The Canadian Anti-Fraud Centre has compiled a list of the 12 scams of the holidays to keep consumers aware of the latest schemes.

1. Counterfeit merchandise. These scams accounted for more than $331,000 in reported losses during the first six months of 2023. Consumers are advised to watch out for flashy discount ads offering huge discounts that direct consumers to websites that mimic the real manufacturer’s site.

2. Selling goods and services online. Service scams totalled $12.8 million in reported losses during the first half of this year. Consumers are advised to be suspicious of payment offers that are more than the asking price. Make sure you have received a legitimate payment before you send the product.

3. Fake charities. A charitable donation dedicated to a loved one can be the perfect gift for a recipient who has everything. But before you give, ensure the charity is registered with Canada Revenue Agency. Search this directory to confirm your chosen charity is listed.

4. Romance scams. Accounting for more than $27.6 in reported losses during the first half of this year, romance scams begin with a fake identity that lures victims into a web of lies.

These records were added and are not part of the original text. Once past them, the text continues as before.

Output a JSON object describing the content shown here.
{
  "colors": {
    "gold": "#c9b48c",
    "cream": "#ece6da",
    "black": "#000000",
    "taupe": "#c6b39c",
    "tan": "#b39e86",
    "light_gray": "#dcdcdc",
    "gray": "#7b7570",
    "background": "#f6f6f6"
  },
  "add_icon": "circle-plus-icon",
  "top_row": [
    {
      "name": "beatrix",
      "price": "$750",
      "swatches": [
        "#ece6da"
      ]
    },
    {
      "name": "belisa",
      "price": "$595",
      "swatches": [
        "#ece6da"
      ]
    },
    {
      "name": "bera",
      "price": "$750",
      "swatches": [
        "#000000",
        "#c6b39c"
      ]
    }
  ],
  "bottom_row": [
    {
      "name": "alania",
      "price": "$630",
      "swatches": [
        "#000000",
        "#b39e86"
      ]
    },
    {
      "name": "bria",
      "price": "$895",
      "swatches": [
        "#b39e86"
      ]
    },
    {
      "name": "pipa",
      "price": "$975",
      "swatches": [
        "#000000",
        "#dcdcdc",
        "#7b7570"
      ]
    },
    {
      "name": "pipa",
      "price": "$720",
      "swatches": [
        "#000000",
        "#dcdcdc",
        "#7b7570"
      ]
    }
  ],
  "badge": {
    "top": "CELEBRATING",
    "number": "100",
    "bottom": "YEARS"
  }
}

5. Online Shopping. Beware of fraudsters who post fake ads for items that do not exist at prices that seem too good to be true. Conduct transactions in person, when possible, in a safe place.

6. Phishing emails and texts. While these scams are prevalent throughout the year, you might receive a call or text about a special holiday offer for wireless services or some other promotion. Keep in mind, the call or text may be coming from a scammer looking to steal your identity. When in doubt, end the phone call, look up the service provider’s number and open a call yourself.

7. Secret Santa. Gift exchange posts on social media feeds may seem like a harmless trend, but keep in mind, this exchange can also collect some of the your personal information and hide a pyramid scheme, which is illegal in Canada.

8. Prize notifications. Beware of unsolicited letters, calls or emails stating you’ve won millions. These messages typically ask the recipient to confirm their personal information and to cover a few fees before the prize is disbursed. Prize scams accounted for more than $1.9 million in losses reported to the Canadian Anti-Fraud Centre through the first six months of 2023. Remember: if you didn’t enter, you can’t win. In Canada, if fees are associated with a prize, they are removed from the total winnings. You are never required to pay fees in advance.

9. Emergency scam or grandparent scam. If a supposed loved one is reaching out to you claiming they need money for bail or a trip back home, be sure to confirm their identity. Hang up the phone and call your loved one back directly to make sure you’re not dealing with a scammer.

10. Gift cards. The Canadian Anti-Fraud Centre urges consumers to treat gift cards like cash. Once they’re exchanged, you probably won’t get your money back. No legitimate business will request payment in gift cards, so if someone pressures you to pay a debt using a gift card, it’s likely a scam.

11, Identity theft. During the holiday hustle and at all times of the year, the Canadian Anti-Fraud Centre urges you to keep your wallet on your person and cover your personal identification number. Never share passwords or provide your personal information on impulse.

12. Identity fraud. When it comes to stopping identity fraud, you need to be quick to limit the damage. Contact your financial institutions and the credit bureaus, Equifax Canada and TransUnion Canada, as soon as you notice:

• Suspicious activity on your financial statement/s.

• Unauthorized activity on your credit report.

• Letters approving or declining credit applications you did not authorize.

• Re-routed mail.

• Bills from service providers you do not use.

• Your information was compromised as part of a database breach.

If you think you or someone you know has been a victim of fraud, or you’ve been targeted, you’re asked to contact the Canadian Anti-Fraud Centre at 1-888-495-8501 or file a report online at

With the holiday season fast approaching these
important tips may ensure your business is not a crime target.

1. Test your alarm system
Your security alarm system is a great deterrent for keeping would-be thieves away. Jumpstart your holiday security plan by testing your security system to ensure all elements are working as they should.

2. Ensure your contact information is up-to-date
Confirm that all the contact information that is held by your alarm company is current and they know who to contact over the holiday period.

3.  Review Safety Procedures with Employees
This is a great time of year to meet with employees and refresh them on existing and any new business safety procedures such as:

  • how to secure valuable items and equipment
  • how to set the security alarm and what to do in case of an emergency
  • review internet safety protocols with employees and refresh them on what they can and cannot do with the company internet connection and how to spot malicious emails
  • review with staff the procedures in how to deal with customers with suspected counterfeit currency or stolen credit and debit cards

4. Keep A Watchful Eye
If your business is closed over the holiday season, driving by your business a few times a week to ensure there is nothing out of the ordinary. If you notice any pry marks or attempts to enter your business, report it to the RCMP immediately.

5. Lighting 
Ensure all outdoor lights are working properly and consider leaving a light or two on inside. The extra light increases visibility for police on patrol and a light inside can give the impression someone’s present.